INSTRUCTIONS FOR THE TASK:
Look through the records and copy every line in which "пикс" appears.

EXTRACTED INFORMATION:

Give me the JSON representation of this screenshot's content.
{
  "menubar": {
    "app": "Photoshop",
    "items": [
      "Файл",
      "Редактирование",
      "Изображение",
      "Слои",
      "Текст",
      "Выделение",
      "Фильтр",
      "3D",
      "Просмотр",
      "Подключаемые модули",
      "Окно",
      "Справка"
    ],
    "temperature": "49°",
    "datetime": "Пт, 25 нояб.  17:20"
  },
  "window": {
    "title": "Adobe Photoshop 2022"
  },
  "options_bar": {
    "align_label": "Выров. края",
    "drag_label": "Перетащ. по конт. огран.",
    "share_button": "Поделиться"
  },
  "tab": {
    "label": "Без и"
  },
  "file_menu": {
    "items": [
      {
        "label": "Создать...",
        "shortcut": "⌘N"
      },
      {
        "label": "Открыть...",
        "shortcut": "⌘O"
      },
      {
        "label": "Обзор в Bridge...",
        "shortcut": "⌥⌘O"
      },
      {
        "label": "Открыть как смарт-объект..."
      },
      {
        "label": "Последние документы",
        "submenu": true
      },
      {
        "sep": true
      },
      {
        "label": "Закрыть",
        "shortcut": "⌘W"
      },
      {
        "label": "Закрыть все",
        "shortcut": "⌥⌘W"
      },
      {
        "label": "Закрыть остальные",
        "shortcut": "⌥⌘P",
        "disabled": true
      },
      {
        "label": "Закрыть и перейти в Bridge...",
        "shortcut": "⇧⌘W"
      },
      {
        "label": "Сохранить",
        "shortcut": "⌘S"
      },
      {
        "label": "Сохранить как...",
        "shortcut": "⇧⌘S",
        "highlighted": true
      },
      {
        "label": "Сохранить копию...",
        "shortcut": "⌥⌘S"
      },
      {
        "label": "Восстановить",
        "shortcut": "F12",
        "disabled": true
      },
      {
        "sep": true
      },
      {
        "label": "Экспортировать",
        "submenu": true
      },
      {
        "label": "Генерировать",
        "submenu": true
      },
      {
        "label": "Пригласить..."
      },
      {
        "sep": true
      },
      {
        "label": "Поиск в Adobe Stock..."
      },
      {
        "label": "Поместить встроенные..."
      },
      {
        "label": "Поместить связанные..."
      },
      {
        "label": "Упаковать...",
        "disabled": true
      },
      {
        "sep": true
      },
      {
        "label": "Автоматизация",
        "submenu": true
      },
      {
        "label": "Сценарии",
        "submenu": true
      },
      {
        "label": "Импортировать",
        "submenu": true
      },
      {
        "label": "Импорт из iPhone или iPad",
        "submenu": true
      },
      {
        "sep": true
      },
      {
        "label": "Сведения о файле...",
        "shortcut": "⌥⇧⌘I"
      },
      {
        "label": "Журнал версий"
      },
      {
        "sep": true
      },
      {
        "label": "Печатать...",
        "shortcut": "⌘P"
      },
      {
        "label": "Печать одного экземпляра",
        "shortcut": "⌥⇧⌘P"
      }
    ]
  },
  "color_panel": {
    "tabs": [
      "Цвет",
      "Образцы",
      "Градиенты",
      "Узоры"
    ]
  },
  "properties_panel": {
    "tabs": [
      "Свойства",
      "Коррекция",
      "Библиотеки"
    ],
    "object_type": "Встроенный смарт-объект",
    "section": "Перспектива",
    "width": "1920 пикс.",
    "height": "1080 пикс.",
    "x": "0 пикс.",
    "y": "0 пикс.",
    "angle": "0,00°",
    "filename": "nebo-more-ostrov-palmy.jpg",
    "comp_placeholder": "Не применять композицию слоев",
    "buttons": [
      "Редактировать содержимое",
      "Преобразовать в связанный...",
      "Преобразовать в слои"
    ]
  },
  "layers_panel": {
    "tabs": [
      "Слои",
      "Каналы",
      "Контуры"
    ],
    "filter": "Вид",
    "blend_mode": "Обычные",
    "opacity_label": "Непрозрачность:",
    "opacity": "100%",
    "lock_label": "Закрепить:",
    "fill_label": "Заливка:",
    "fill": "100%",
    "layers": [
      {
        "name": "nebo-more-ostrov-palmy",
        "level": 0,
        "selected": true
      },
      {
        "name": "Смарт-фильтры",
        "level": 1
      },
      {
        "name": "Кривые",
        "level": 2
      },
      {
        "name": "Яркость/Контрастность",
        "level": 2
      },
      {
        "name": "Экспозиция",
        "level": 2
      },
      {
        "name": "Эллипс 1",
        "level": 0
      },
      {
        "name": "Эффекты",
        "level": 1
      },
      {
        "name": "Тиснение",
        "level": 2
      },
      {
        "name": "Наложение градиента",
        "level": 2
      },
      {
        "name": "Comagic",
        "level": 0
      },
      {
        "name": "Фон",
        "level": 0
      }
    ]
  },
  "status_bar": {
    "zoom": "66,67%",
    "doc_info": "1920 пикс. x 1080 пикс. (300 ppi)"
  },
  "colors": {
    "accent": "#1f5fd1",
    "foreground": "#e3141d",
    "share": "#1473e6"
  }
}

WRITTEN REPLY:
    "width": "1920 пикс.",
    "height": "1080 пикс.",
    "x": "0 пикс.",
    "y": "0 пикс.",
    "doc_info": "1920 пикс. x 1080 пикс. (300 ppi)"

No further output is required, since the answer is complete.